Best Locations. Store wine in a cold place, such as a cellar, a closet, or an unused cupboard.
Avoid High Places. Don't keep wine on the top shelf, because heat rises. Wines stored in warmish air mature too quickly and do not keep long.
Champagne in the Refrigerator. White wine, rose, sparkling wine, and dessert wine lose flavor and bouquet when stored in a refrigerator, but the taste is enhanced when they are chilled in a refrigerator for several hours. Avoid storing them in a refrigerator for too long. After five days, the cold refrigerator temperatures will slow the action of the bubbles.
Temperature Changes. Changes in temperature also affect wine, so don't store it in an area where the temperature fluctuates. Sudden changes in temperature accelerate aging.
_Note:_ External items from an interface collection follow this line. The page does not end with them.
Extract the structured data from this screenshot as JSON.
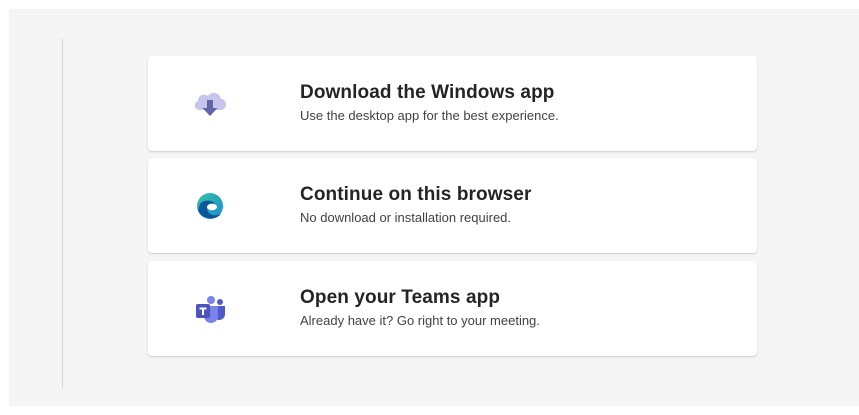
{
  "options": [
    {
      "title": "Download the Windows app",
      "subtitle": "Use the desktop app for the best experience.",
      "icon": "cloud-download-icon"
    },
    {
      "title": "Continue on this browser",
      "subtitle": "No download or installation required.",
      "icon": "edge-browser-icon"
    },
    {
      "title": "Open your Teams app",
      "subtitle": "Already have it? Go right to your meeting.",
      "icon": "teams-icon"
    }
  ],
  "colors": {
    "background": "#f5f5f5",
    "card": "#ffffff",
    "title": "#242424",
    "subtitle": "#424242",
    "cloud": "#c7c4ee",
    "arrow": "#6264a7",
    "teams": "#5b5fc7"
  }
}
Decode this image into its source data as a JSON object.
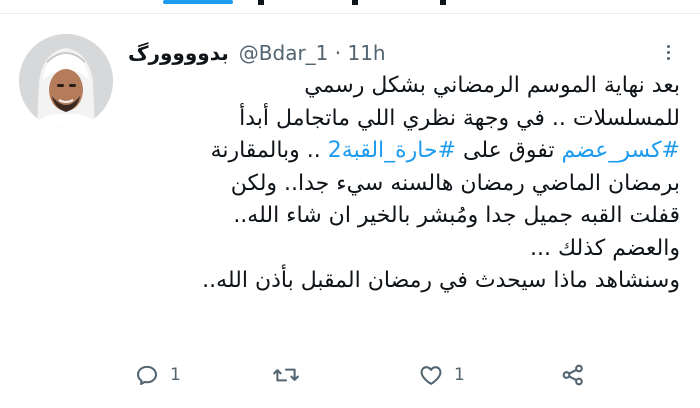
{
  "tweet": {
    "author": {
      "display_name": "بدوووورگ",
      "handle": "@Bdar_1",
      "time": "11h"
    },
    "body_lines": [
      [
        {
          "t": "بعد نهاية الموسم الرمضاني بشكل رسمي"
        }
      ],
      [
        {
          "t": "للمسلسلات .. في وجهة نظري اللي ماتجامل أبدأ"
        }
      ],
      [
        {
          "t": "#كسر_عضم",
          "tag": true
        },
        {
          "t": " تفوق على "
        },
        {
          "t": "#حارة_القبة2",
          "tag": true
        },
        {
          "t": " .. وبالمقارنة"
        }
      ],
      [
        {
          "t": "برمضان الماضي رمضان هالسنه سيء جدا.. ولكن"
        }
      ],
      [
        {
          "t": "قفلت القبه جميل جدا ومُبشر بالخير ان شاء الله.."
        }
      ],
      [
        {
          "t": "والعضم كذلك ..."
        }
      ],
      [
        {
          "t": "وسنشاهد ماذا سيحدث في رمضان المقبل بأذن الله.."
        }
      ]
    ],
    "actions": {
      "reply_count": "1",
      "retweet_count": "",
      "like_count": "1"
    }
  },
  "colors": {
    "accent": "#1d9bf0",
    "text": "#0f1419",
    "muted": "#536471"
  },
  "icons": [
    "more-icon",
    "reply-icon",
    "retweet-icon",
    "like-icon",
    "share-icon"
  ]
}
Wine Storage Temperature. In general, white wine, rose, and sparkling wine are stored at cooler temperatures than red wines. Wine stored in a house where the ambient temperature is 68 to 70°F (20 to 21°C) keeps for several months.
Humidity. The humidity level for wine storage is a minimum 74 percent and a maximum 95 percent. To promote humidity, place a damp sponge on a saucer. Humidity above 95 percent encourages mold.
Keep Bottles Horizontal. Store wine bottles horizontally. The position keeps the corks moist. They swell and prevent air and bacteria from entering the bottles.
Vibration. Wine breathes in the bottle; vibrations travel through wine and promote an unpleasant taste. Repeated vibrations foster wine lees, dead yeast cells left after fermentation that rise in the bottle and promote a sour taste. To reduce vibrations, allow space between the storage of bottles.
Odor. Wine is susceptible to odors. To promote taste, keep storage areas free of odor-producing elements.
Light. Sunshine or ultraviolet light foster wine with a musty or flat flavor; incandescent light is recommended in a storage area.
Our resting utensils etiquette section covers the rules (american and continental) for resting your utensils when taking a break from eating, when you are finished eating, and when you are passing food [...]Read More